IF you are one of those people who is tucked up in bed by 8pm and can’t seem to sleep in after 4am you might not be as unique as you think. Scientists have discovered that sufferers of what is called “advanced sleep phase” are more common than previously believed.

In people with the condition, their circadian rhythm is disrupted by an early release of the sleep hormone melatonin, along with a shift in body temperature.

Distinct from earlier rising with age or early waking due to depression, researchers believe at least one in 300 people have the condition but the figure could be a lot higher. Scientists from University of California San Francisco, writing in the journal Sleep, say that people with advanced sleep phase do get a good sleep.

Dr Louis Ptacek, professor of neurology at the UCSF School of Medicine said: “While most people struggle with getting out of bed at 4am or 5am, people with advanced sleep phase wake up naturally at this time, rested and ready to take on the day.

“These extreme early birds tend to function well in the daytime but may have trouble staying awake for social commitments in the evening.

“Advanced sleepers rouse more easily than others and are satisfied with an average of an extra five-to-10 minutes of sleep on non-work days, versus the 30-to-38 minutes more sleep of their non-advanced sleeper family members.”

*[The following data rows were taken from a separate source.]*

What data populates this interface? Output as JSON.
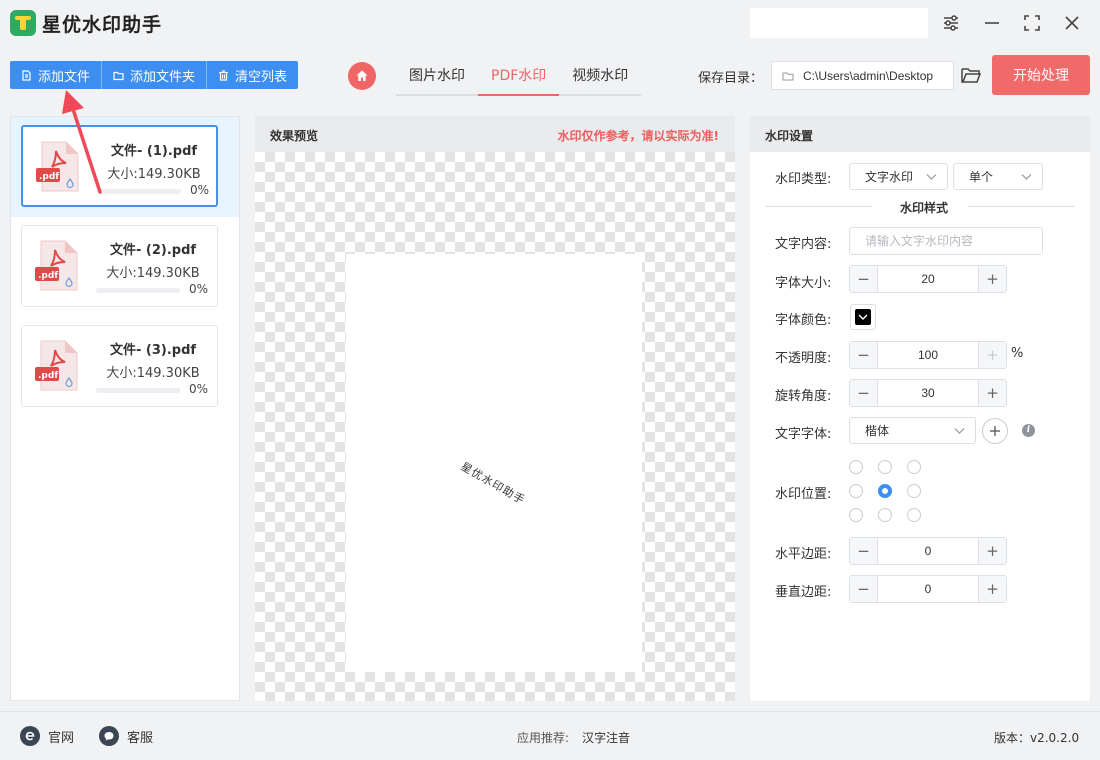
{
  "app": {
    "title": "星优水印助手"
  },
  "toolbar": {
    "add_file": "添加文件",
    "add_folder": "添加文件夹",
    "clear_list": "清空列表"
  },
  "tabs": [
    {
      "label": "图片水印",
      "active": false
    },
    {
      "label": "PDF水印",
      "active": true
    },
    {
      "label": "视频水印",
      "active": false
    }
  ],
  "save": {
    "label": "保存目录：",
    "path": "C:\\Users\\admin\\Desktop"
  },
  "start_button": "开始处理",
  "files": [
    {
      "name": "文件- (1).pdf",
      "size": "大小:149.30KB",
      "progress": "0%",
      "progress_value": 0,
      "selected": true
    },
    {
      "name": "文件- (2).pdf",
      "size": "大小:149.30KB",
      "progress": "0%",
      "progress_value": 0,
      "selected": false
    },
    {
      "name": "文件- (3).pdf",
      "size": "大小:149.30KB",
      "progress": "0%",
      "progress_value": 0,
      "selected": false
    }
  ],
  "preview": {
    "title": "效果预览",
    "note": "水印仅作参考，请以实际为准!",
    "watermark_text": "星优水印助手"
  },
  "settings": {
    "title": "水印设置",
    "type_label": "水印类型:",
    "type_value": "文字水印",
    "mode_value": "单个",
    "section_title": "水印样式",
    "text_label": "文字内容:",
    "text_placeholder": "请输入文字水印内容",
    "size_label": "字体大小:",
    "size_value": "20",
    "color_label": "字体颜色:",
    "color_value": "#000000",
    "opacity_label": "不透明度:",
    "opacity_value": "100",
    "opacity_unit": "%",
    "rotate_label": "旋转角度:",
    "rotate_value": "30",
    "font_label": "文字字体:",
    "font_value": "楷体",
    "position_label": "水印位置:",
    "position_selected": "center",
    "hmargin_label": "水平边距:",
    "hmargin_value": "0",
    "vmargin_label": "垂直边距:",
    "vmargin_value": "0"
  },
  "footer": {
    "website": "官网",
    "service": "客服",
    "recommend_label": "应用推荐:",
    "recommend_app": "汉字注音",
    "version": "版本：v2.0.2.0"
  },
  "colors": {
    "primary_blue": "#3d8ef0",
    "accent_red": "#f06565",
    "start_button": "#f06a6a"
  }
}
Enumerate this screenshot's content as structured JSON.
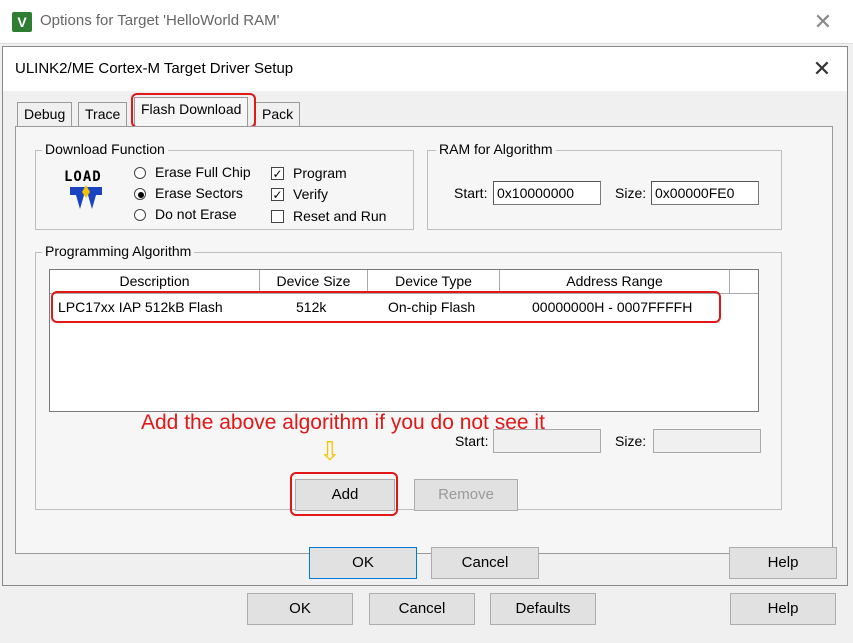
{
  "outer_window": {
    "title": "Options for Target 'HelloWorld RAM'",
    "icon_glyph": "V",
    "close_glyph": "✕",
    "buttons": {
      "ok": "OK",
      "cancel": "Cancel",
      "defaults": "Defaults",
      "help": "Help"
    }
  },
  "dialog": {
    "title": "ULINK2/ME Cortex-M Target Driver Setup",
    "close_glyph": "✕",
    "tabs": [
      {
        "label": "Debug",
        "active": false
      },
      {
        "label": "Trace",
        "active": false
      },
      {
        "label": "Flash Download",
        "active": true
      },
      {
        "label": "Pack",
        "active": false
      }
    ],
    "download_function": {
      "label": "Download Function",
      "load_icon_text": "LOAD",
      "radios": [
        {
          "label": "Erase Full Chip",
          "selected": false
        },
        {
          "label": "Erase Sectors",
          "selected": true
        },
        {
          "label": "Do not Erase",
          "selected": false
        }
      ],
      "checkboxes": [
        {
          "label": "Program",
          "checked": true,
          "mark": "✓"
        },
        {
          "label": "Verify",
          "checked": true,
          "mark": "✓"
        },
        {
          "label": "Reset and Run",
          "checked": false,
          "mark": ""
        }
      ]
    },
    "ram_for_algorithm": {
      "label": "RAM for Algorithm",
      "start_label": "Start:",
      "start_value": "0x10000000",
      "size_label": "Size:",
      "size_value": "0x00000FE0"
    },
    "programming_algorithm": {
      "label": "Programming Algorithm",
      "columns": [
        "Description",
        "Device Size",
        "Device Type",
        "Address Range"
      ],
      "rows": [
        {
          "description": "LPC17xx IAP 512kB Flash",
          "device_size": "512k",
          "device_type": "On-chip Flash",
          "address_range": "00000000H - 0007FFFFH"
        }
      ],
      "start_label": "Start:",
      "start_value": "",
      "size_label": "Size:",
      "size_value": ""
    },
    "buttons": {
      "add": "Add",
      "remove": "Remove",
      "ok": "OK",
      "cancel": "Cancel",
      "help": "Help"
    },
    "annotation": "Add the above algorithm if you do not see it",
    "annotation_arrow": "⇩",
    "colors": {
      "highlight": "#e01818",
      "arrow": "#f5c400",
      "load_icon": "#1a44c2"
    }
  }
}
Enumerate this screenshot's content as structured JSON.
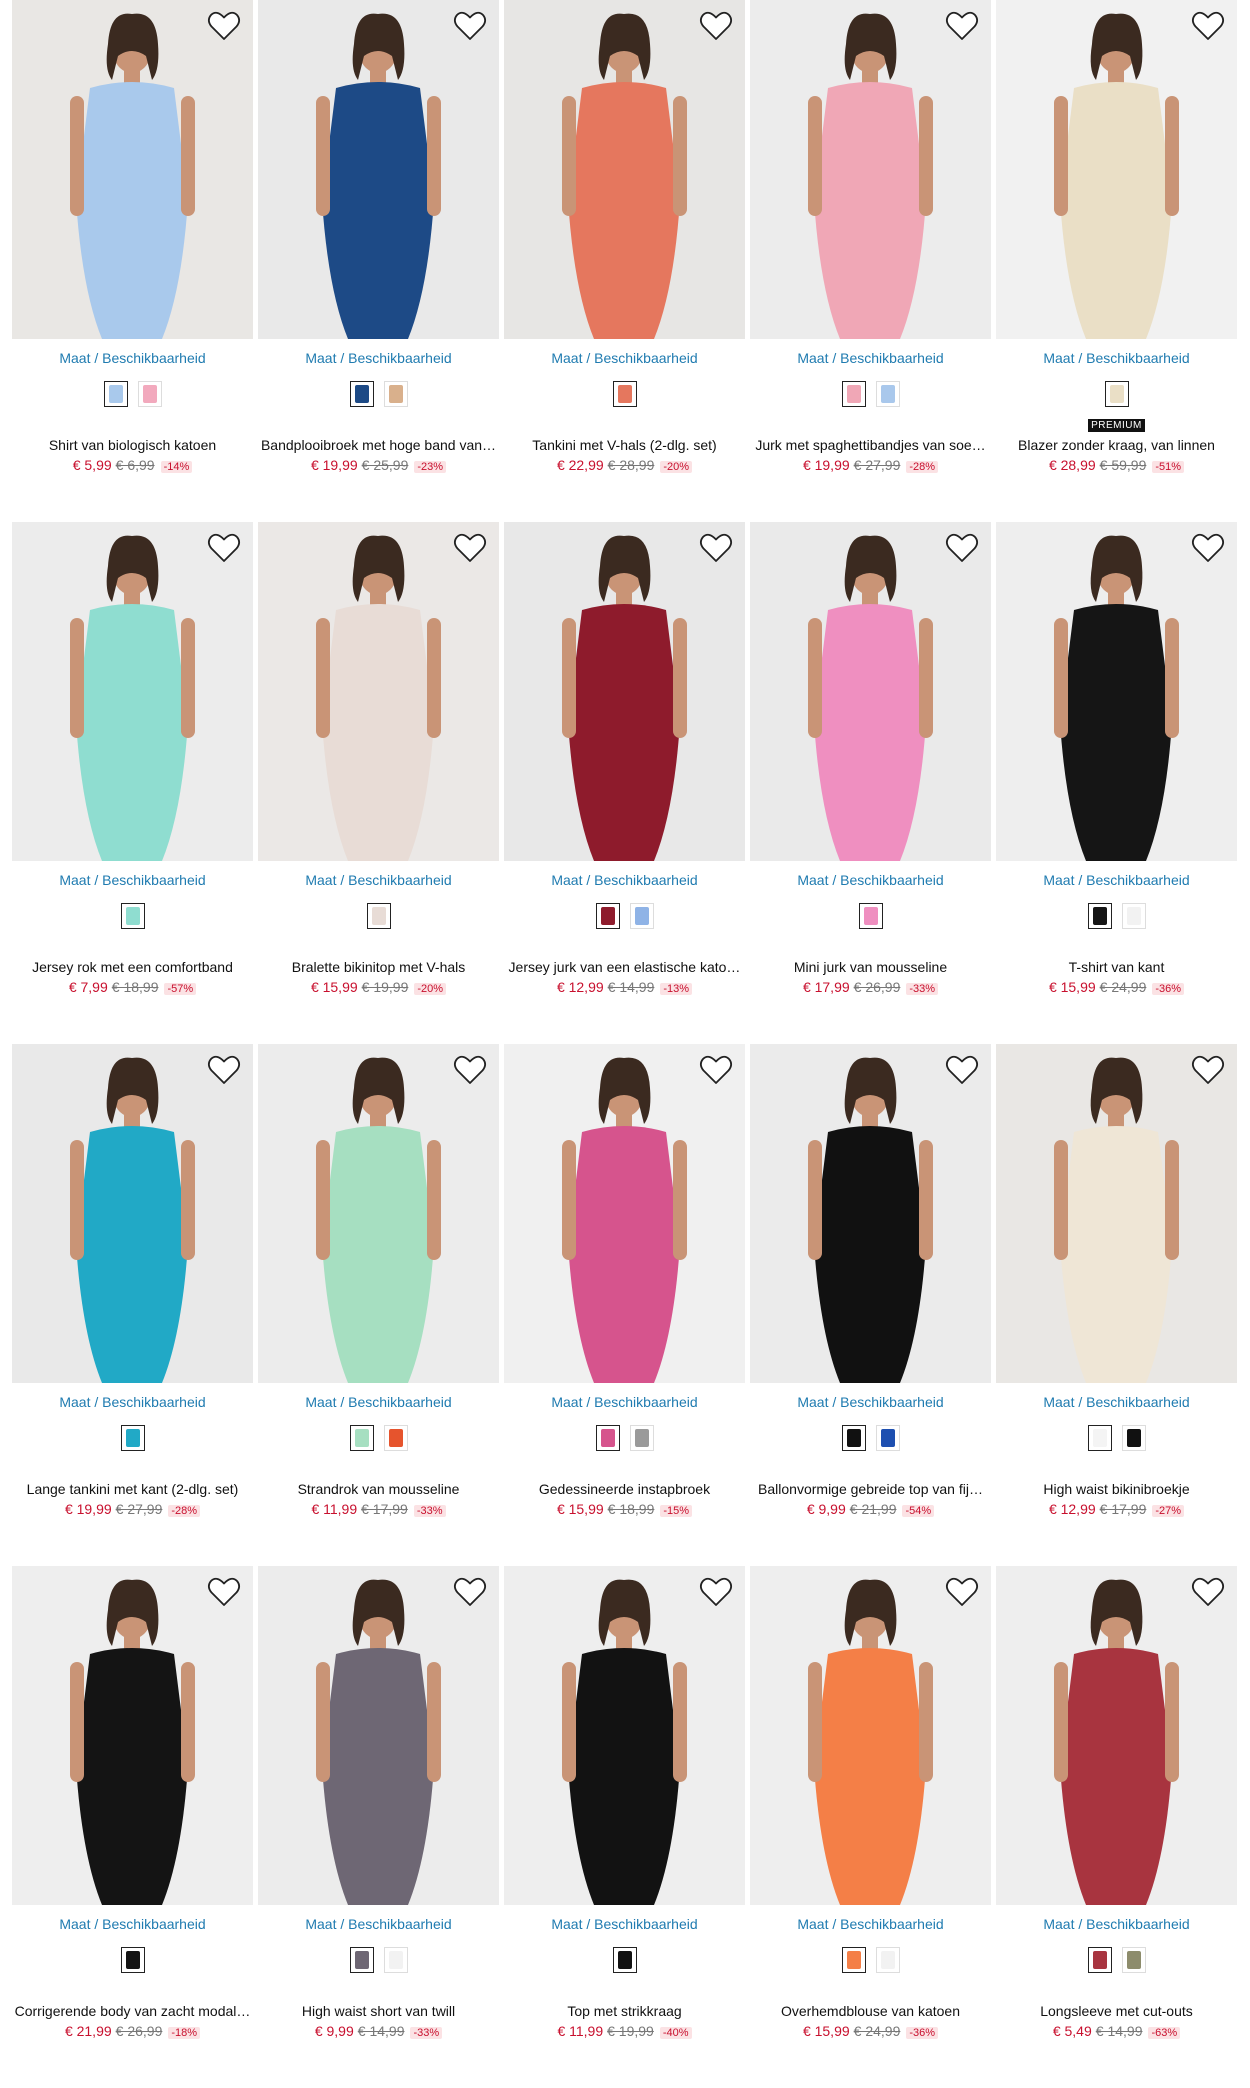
{
  "availability_label": "Maat / Beschikbaarheid",
  "products": [
    {
      "name": "Shirt van biologisch katoen",
      "price": "€ 5,99",
      "old_price": "€ 6,99",
      "discount": "-14%",
      "bg": "#e9e7e4",
      "garment": "#a9c9ec",
      "swatches": [
        "#a9c9ec",
        "#f2a9bd"
      ]
    },
    {
      "name": "Bandplooibroek met hoge band van…",
      "price": "€ 19,99",
      "old_price": "€ 25,99",
      "discount": "-23%",
      "bg": "#e9e9e9",
      "garment": "#1d4a86",
      "swatches": [
        "#1d4a86",
        "#d9b08c"
      ]
    },
    {
      "name": "Tankini met V-hals (2-dlg. set)",
      "price": "€ 22,99",
      "old_price": "€ 28,99",
      "discount": "-20%",
      "bg": "#e7e6e4",
      "garment": "#e5775e",
      "swatches": [
        "#e5775e"
      ]
    },
    {
      "name": "Jurk met spaghettibandjes van soe…",
      "price": "€ 19,99",
      "old_price": "€ 27,99",
      "discount": "-28%",
      "bg": "#ececec",
      "garment": "#f0a7b6",
      "swatches": [
        "#f0a7b6",
        "#a9c8ec"
      ]
    },
    {
      "name": "Blazer zonder kraag, van linnen",
      "price": "€ 28,99",
      "old_price": "€ 59,99",
      "discount": "-51%",
      "badge": "PREMIUM",
      "bg": "#f1f1f1",
      "garment": "#eadfc6",
      "swatches": [
        "#eadfc6"
      ]
    },
    {
      "name": "Jersey rok met een comfortband",
      "price": "€ 7,99",
      "old_price": "€ 18,99",
      "discount": "-57%",
      "bg": "#ececec",
      "garment": "#8fddd0",
      "swatches": [
        "#8fddd0"
      ]
    },
    {
      "name": "Bralette bikinitop met V-hals",
      "price": "€ 15,99",
      "old_price": "€ 19,99",
      "discount": "-20%",
      "bg": "#ebe8e6",
      "garment": "#e8dcd6",
      "swatches": [
        "#e8dcd6"
      ]
    },
    {
      "name": "Jersey jurk van een elastische kato…",
      "price": "€ 12,99",
      "old_price": "€ 14,99",
      "discount": "-13%",
      "bg": "#e8e8e8",
      "garment": "#8e1b2c",
      "swatches": [
        "#8e1b2c",
        "#8fb3e6"
      ]
    },
    {
      "name": "Mini jurk van mousseline",
      "price": "€ 17,99",
      "old_price": "€ 26,99",
      "discount": "-33%",
      "bg": "#eaeaea",
      "garment": "#ef8fc0",
      "swatches": [
        "#ef8fc0"
      ]
    },
    {
      "name": "T-shirt van kant",
      "price": "€ 15,99",
      "old_price": "€ 24,99",
      "discount": "-36%",
      "bg": "#eeeeee",
      "garment": "#151515",
      "swatches": [
        "#151515",
        "#f2f2f2"
      ]
    },
    {
      "name": "Lange tankini met kant (2-dlg. set)",
      "price": "€ 19,99",
      "old_price": "€ 27,99",
      "discount": "-28%",
      "bg": "#e9e9e9",
      "garment": "#21a9c6",
      "swatches": [
        "#21a9c6"
      ]
    },
    {
      "name": "Strandrok van mousseline",
      "price": "€ 11,99",
      "old_price": "€ 17,99",
      "discount": "-33%",
      "bg": "#ececec",
      "garment": "#a6dfc1",
      "swatches": [
        "#a6dfc1",
        "#e6542d"
      ]
    },
    {
      "name": "Gedessineerde instapbroek",
      "price": "€ 15,99",
      "old_price": "€ 18,99",
      "discount": "-15%",
      "bg": "#f0f0f0",
      "garment": "#d6548d",
      "swatches": [
        "#d6548d",
        "#9a9a9a"
      ]
    },
    {
      "name": "Ballonvormige gebreide top van fij…",
      "price": "€ 9,99",
      "old_price": "€ 21,99",
      "discount": "-54%",
      "bg": "#ebebeb",
      "garment": "#111111",
      "swatches": [
        "#111111",
        "#1d4fb0"
      ]
    },
    {
      "name": "High waist bikinibroekje",
      "price": "€ 12,99",
      "old_price": "€ 17,99",
      "discount": "-27%",
      "bg": "#e9e7e4",
      "garment": "#efe6d6",
      "swatches": [
        "#f4f4f4",
        "#111111"
      ]
    },
    {
      "name": "Corrigerende body van zacht modal…",
      "price": "€ 21,99",
      "old_price": "€ 26,99",
      "discount": "-18%",
      "bg": "#eeeeee",
      "garment": "#141414",
      "swatches": [
        "#141414"
      ]
    },
    {
      "name": "High waist short van twill",
      "price": "€ 9,99",
      "old_price": "€ 14,99",
      "discount": "-33%",
      "bg": "#ececec",
      "garment": "#6e6774",
      "swatches": [
        "#6e6774",
        "#f2f2f2"
      ]
    },
    {
      "name": "Top met strikkraag",
      "price": "€ 11,99",
      "old_price": "€ 19,99",
      "discount": "-40%",
      "bg": "#eeeeee",
      "garment": "#121212",
      "swatches": [
        "#121212"
      ]
    },
    {
      "name": "Overhemdblouse van katoen",
      "price": "€ 15,99",
      "old_price": "€ 24,99",
      "discount": "-36%",
      "bg": "#eeeeee",
      "garment": "#f47f47",
      "swatches": [
        "#f47f47",
        "#f2f2f2"
      ]
    },
    {
      "name": "Longsleeve met cut-outs",
      "price": "€ 5,49",
      "old_price": "€ 14,99",
      "discount": "-63%",
      "bg": "#eeeeee",
      "garment": "#a8343f",
      "swatches": [
        "#a8343f",
        "#8d8c6c"
      ]
    }
  ],
  "icons": {
    "favorite": "heart-outline-icon"
  }
}
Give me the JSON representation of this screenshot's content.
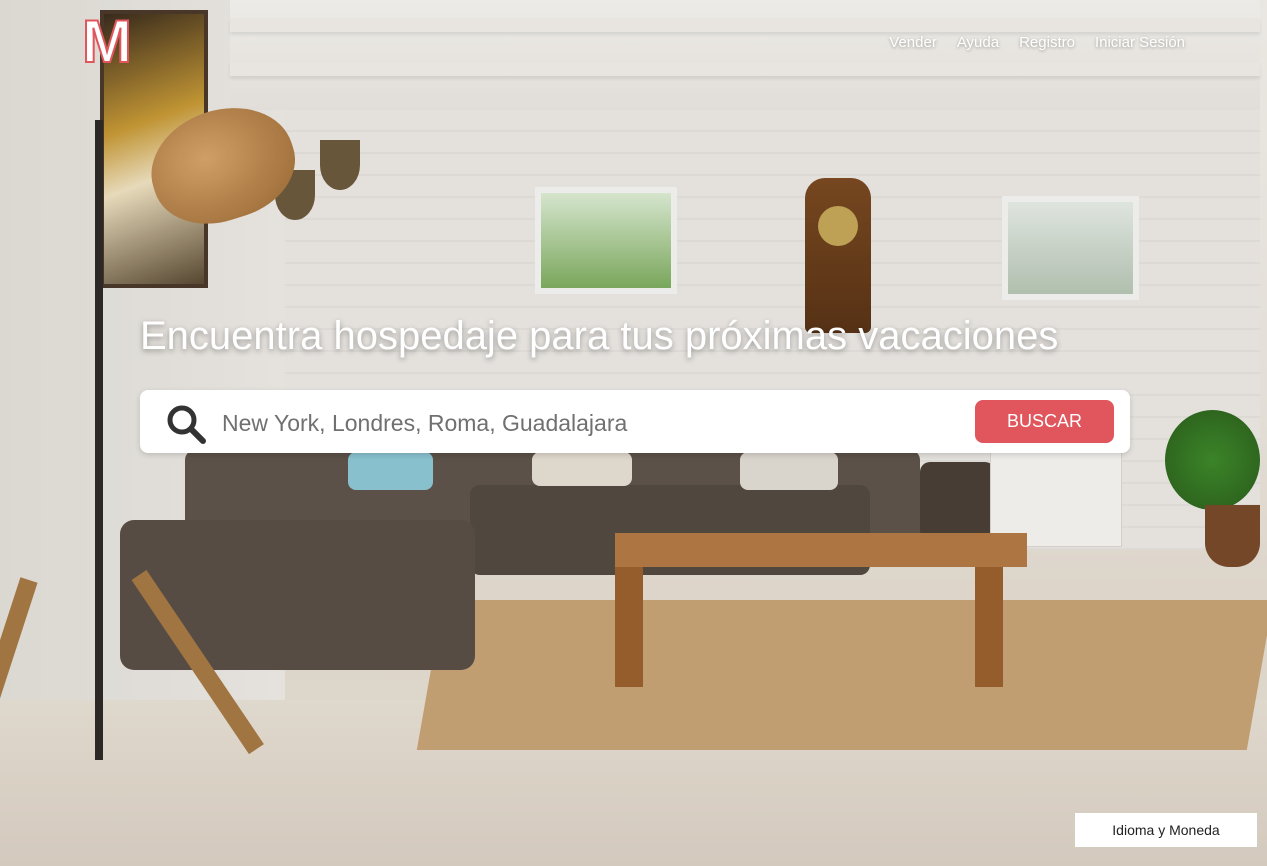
{
  "brand": {
    "logo_letter": "M",
    "accent_color": "#e0565c"
  },
  "nav": {
    "items": [
      {
        "label": "Vender"
      },
      {
        "label": "Ayuda"
      },
      {
        "label": "Registro"
      },
      {
        "label": "Iniciar Sesión"
      }
    ]
  },
  "hero": {
    "headline": "Encuentra hospedaje para tus próximas vacaciones"
  },
  "search": {
    "placeholder": "New York, Londres, Roma, Guadalajara",
    "icon": "search-icon",
    "button_label": "BUSCAR"
  },
  "footer": {
    "language_currency_label": "Idioma y Moneda"
  }
}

Along with colleagues from the universities of Utah and Wisconsin, the team looked at data from a nine-year study at a sleep disorder clinic that reviewed 2,422 people. Of those, they ruled out 674 who suffered from sleep cycle problems and identified 12 in the remaining 1,748 who had advanced sleep phase.

However four of those declined further tests, leaving the team with 0.03 per cent of the total patients with the condition. But they believe the figure should be higher because many sufferers would not bother to go to a sleep clinic.

Mr Ptacek said: “Generally, we find it is the people with delayed sleep phase – those night owls that can’t sleep until as late as 7am – who are more likely to visit a sleep clinic. They have trouble getting up for work and frequently deal with chronic sleep deprivation.” Participants in the study had their sleep logged and melatonin, oxygen, brainwave, heart rate and breathing levels tested. Mr Ptacek added: “We hope the results of this study will not only raise awareness of advanced sleep phase but also help identify the circadian clock genes and any medical conditions they may influence.”